In full and without change, repeat the records shown below.

□ □ □ □ □

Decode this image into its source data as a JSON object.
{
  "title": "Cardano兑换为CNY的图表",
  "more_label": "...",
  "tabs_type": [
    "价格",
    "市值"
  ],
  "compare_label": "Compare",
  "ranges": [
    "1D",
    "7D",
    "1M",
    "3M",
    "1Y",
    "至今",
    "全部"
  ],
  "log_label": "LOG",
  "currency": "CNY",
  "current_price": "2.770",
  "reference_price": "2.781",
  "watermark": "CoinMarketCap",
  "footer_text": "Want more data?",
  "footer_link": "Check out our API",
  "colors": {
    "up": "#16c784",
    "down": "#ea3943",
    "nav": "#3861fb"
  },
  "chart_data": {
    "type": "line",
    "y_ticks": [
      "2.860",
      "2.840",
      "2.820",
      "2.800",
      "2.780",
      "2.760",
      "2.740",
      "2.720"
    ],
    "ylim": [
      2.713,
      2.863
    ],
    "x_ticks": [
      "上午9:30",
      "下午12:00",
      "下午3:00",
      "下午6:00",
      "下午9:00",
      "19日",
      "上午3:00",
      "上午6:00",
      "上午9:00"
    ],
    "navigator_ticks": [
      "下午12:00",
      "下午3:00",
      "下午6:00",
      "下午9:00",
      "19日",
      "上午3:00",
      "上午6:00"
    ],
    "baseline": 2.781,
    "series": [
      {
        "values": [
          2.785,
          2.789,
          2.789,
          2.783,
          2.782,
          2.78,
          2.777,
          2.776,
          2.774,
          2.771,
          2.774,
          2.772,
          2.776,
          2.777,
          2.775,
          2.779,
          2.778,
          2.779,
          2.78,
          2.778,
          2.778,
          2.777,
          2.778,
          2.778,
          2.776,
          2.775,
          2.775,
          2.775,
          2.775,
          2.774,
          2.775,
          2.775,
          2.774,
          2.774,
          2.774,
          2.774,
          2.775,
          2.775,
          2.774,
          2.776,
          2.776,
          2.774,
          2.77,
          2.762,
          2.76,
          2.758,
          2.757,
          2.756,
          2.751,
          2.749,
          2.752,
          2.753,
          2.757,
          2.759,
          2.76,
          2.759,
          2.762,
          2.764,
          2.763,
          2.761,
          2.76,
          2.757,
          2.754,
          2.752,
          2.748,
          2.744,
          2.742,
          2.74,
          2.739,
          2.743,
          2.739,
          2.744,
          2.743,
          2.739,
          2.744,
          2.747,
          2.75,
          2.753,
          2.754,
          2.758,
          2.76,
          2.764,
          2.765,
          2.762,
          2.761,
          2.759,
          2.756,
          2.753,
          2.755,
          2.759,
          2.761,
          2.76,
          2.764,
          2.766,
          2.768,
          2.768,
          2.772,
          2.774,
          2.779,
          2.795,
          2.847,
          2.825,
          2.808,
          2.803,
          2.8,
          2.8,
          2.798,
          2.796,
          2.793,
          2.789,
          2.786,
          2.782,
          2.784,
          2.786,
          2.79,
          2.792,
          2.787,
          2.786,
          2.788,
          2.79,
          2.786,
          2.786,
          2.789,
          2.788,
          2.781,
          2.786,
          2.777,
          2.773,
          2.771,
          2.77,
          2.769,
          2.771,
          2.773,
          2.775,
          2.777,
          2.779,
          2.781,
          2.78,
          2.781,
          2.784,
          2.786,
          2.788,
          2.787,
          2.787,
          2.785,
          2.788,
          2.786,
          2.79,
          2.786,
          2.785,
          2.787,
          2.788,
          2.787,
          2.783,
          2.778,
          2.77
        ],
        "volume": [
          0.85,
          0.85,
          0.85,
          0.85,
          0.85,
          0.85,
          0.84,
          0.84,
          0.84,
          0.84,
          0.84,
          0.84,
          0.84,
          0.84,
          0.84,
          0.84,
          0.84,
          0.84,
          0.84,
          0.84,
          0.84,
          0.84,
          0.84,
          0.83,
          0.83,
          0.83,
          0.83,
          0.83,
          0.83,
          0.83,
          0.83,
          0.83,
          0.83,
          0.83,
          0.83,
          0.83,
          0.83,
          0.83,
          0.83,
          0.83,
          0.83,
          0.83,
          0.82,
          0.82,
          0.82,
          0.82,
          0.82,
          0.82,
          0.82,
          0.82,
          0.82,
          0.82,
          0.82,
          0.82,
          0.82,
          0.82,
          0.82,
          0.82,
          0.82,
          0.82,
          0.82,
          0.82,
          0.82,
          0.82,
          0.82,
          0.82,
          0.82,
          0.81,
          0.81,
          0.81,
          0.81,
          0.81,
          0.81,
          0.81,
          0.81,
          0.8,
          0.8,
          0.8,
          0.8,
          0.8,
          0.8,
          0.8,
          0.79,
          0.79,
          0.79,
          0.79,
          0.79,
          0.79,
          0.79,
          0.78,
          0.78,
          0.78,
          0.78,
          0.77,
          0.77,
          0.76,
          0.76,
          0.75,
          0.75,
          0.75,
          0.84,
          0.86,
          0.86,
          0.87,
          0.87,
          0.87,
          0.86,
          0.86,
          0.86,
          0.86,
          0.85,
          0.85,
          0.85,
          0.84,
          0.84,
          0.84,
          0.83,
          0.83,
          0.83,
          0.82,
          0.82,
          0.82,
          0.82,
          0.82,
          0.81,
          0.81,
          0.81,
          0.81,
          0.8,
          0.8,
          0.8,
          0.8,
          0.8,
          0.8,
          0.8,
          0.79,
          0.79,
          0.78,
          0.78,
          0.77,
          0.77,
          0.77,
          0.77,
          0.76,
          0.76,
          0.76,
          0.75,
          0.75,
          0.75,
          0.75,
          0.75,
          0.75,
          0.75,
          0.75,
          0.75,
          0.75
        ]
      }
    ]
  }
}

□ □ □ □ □

# TASK RESULT:
Decode this image into its source data as a JSON object.
{
  "title": "Cardano兑换为CNY的图表",
  "more_label": "...",
  "tabs_type": [
    "价格",
    "市值"
  ],
  "compare_label": "Compare",
  "ranges": [
    "1D",
    "7D",
    "1M",
    "3M",
    "1Y",
    "至今",
    "全部"
  ],
  "log_label": "LOG",
  "currency": "CNY",
  "current_price": "2.770",
  "reference_price": "2.781",
  "watermark": "CoinMarketCap",
  "footer_text": "Want more data?",
  "footer_link": "Check out our API",
  "colors": {
    "up": "#16c784",
    "down": "#ea3943",
    "nav": "#3861fb"
  },
  "chart_data": {
    "type": "line",
    "y_ticks": [
      "2.860",
      "2.840",
      "2.820",
      "2.800",
      "2.780",
      "2.760",
      "2.740",
      "2.720"
    ],
    "ylim": [
      2.713,
      2.863
    ],
    "x_ticks": [
      "上午9:30",
      "下午12:00",
      "下午3:00",
      "下午6:00",
      "下午9:00",
      "19日",
      "上午3:00",
      "上午6:00",
      "上午9:00"
    ],
    "navigator_ticks": [
      "下午12:00",
      "下午3:00",
      "下午6:00",
      "下午9:00",
      "19日",
      "上午3:00",
      "上午6:00"
    ],
    "baseline": 2.781,
    "series": [
      {
        "values": [
          2.785,
          2.789,
          2.789,
          2.783,
          2.782,
          2.78,
          2.777,
          2.776,
          2.774,
          2.771,
          2.774,
          2.772,
          2.776,
          2.777,
          2.775,
          2.779,
          2.778,
          2.779,
          2.78,
          2.778,
          2.778,
          2.777,
          2.778,
          2.778,
          2.776,
          2.775,
          2.775,
          2.775,
          2.775,
          2.774,
          2.775,
          2.775,
          2.774,
          2.774,
          2.774,
          2.774,
          2.775,
          2.775,
          2.774,
          2.776,
          2.776,
          2.774,
          2.77,
          2.762,
          2.76,
          2.758,
          2.757,
          2.756,
          2.751,
          2.749,
          2.752,
          2.753,
          2.757,
          2.759,
          2.76,
          2.759,
          2.762,
          2.764,
          2.763,
          2.761,
          2.76,
          2.757,
          2.754,
          2.752,
          2.748,
          2.744,
          2.742,
          2.74,
          2.739,
          2.743,
          2.739,
          2.744,
          2.743,
          2.739,
          2.744,
          2.747,
          2.75,
          2.753,
          2.754,
          2.758,
          2.76,
          2.764,
          2.765,
          2.762,
          2.761,
          2.759,
          2.756,
          2.753,
          2.755,
          2.759,
          2.761,
          2.76,
          2.764,
          2.766,
          2.768,
          2.768,
          2.772,
          2.774,
          2.779,
          2.795,
          2.847,
          2.825,
          2.808,
          2.803,
          2.8,
          2.8,
          2.798,
          2.796,
          2.793,
          2.789,
          2.786,
          2.782,
          2.784,
          2.786,
          2.79,
          2.792,
          2.787,
          2.786,
          2.788,
          2.79,
          2.786,
          2.786,
          2.789,
          2.788,
          2.781,
          2.786,
          2.777,
          2.773,
          2.771,
          2.77,
          2.769,
          2.771,
          2.773,
          2.775,
          2.777,
          2.779,
          2.781,
          2.78,
          2.781,
          2.784,
          2.786,
          2.788,
          2.787,
          2.787,
          2.785,
          2.788,
          2.786,
          2.79,
          2.786,
          2.785,
          2.787,
          2.788,
          2.787,
          2.783,
          2.778,
          2.77
        ],
        "volume": [
          0.85,
          0.85,
          0.85,
          0.85,
          0.85,
          0.85,
          0.84,
          0.84,
          0.84,
          0.84,
          0.84,
          0.84,
          0.84,
          0.84,
          0.84,
          0.84,
          0.84,
          0.84,
          0.84,
          0.84,
          0.84,
          0.84,
          0.84,
          0.83,
          0.83,
          0.83,
          0.83,
          0.83,
          0.83,
          0.83,
          0.83,
          0.83,
          0.83,
          0.83,
          0.83,
          0.83,
          0.83,
          0.83,
          0.83,
          0.83,
          0.83,
          0.83,
          0.82,
          0.82,
          0.82,
          0.82,
          0.82,
          0.82,
          0.82,
          0.82,
          0.82,
          0.82,
          0.82,
          0.82,
          0.82,
          0.82,
          0.82,
          0.82,
          0.82,
          0.82,
          0.82,
          0.82,
          0.82,
          0.82,
          0.82,
          0.82,
          0.82,
          0.81,
          0.81,
          0.81,
          0.81,
          0.81,
          0.81,
          0.81,
          0.81,
          0.8,
          0.8,
          0.8,
          0.8,
          0.8,
          0.8,
          0.8,
          0.79,
          0.79,
          0.79,
          0.79,
          0.79,
          0.79,
          0.79,
          0.78,
          0.78,
          0.78,
          0.78,
          0.77,
          0.77,
          0.76,
          0.76,
          0.75,
          0.75,
          0.75,
          0.84,
          0.86,
          0.86,
          0.87,
          0.87,
          0.87,
          0.86,
          0.86,
          0.86,
          0.86,
          0.85,
          0.85,
          0.85,
          0.84,
          0.84,
          0.84,
          0.83,
          0.83,
          0.83,
          0.82,
          0.82,
          0.82,
          0.82,
          0.82,
          0.81,
          0.81,
          0.81,
          0.81,
          0.8,
          0.8,
          0.8,
          0.8,
          0.8,
          0.8,
          0.8,
          0.79,
          0.79,
          0.78,
          0.78,
          0.77,
          0.77,
          0.77,
          0.77,
          0.76,
          0.76,
          0.76,
          0.75,
          0.75,
          0.75,
          0.75,
          0.75,
          0.75,
          0.75,
          0.75,
          0.75,
          0.75
        ]
      }
    ]
  }
}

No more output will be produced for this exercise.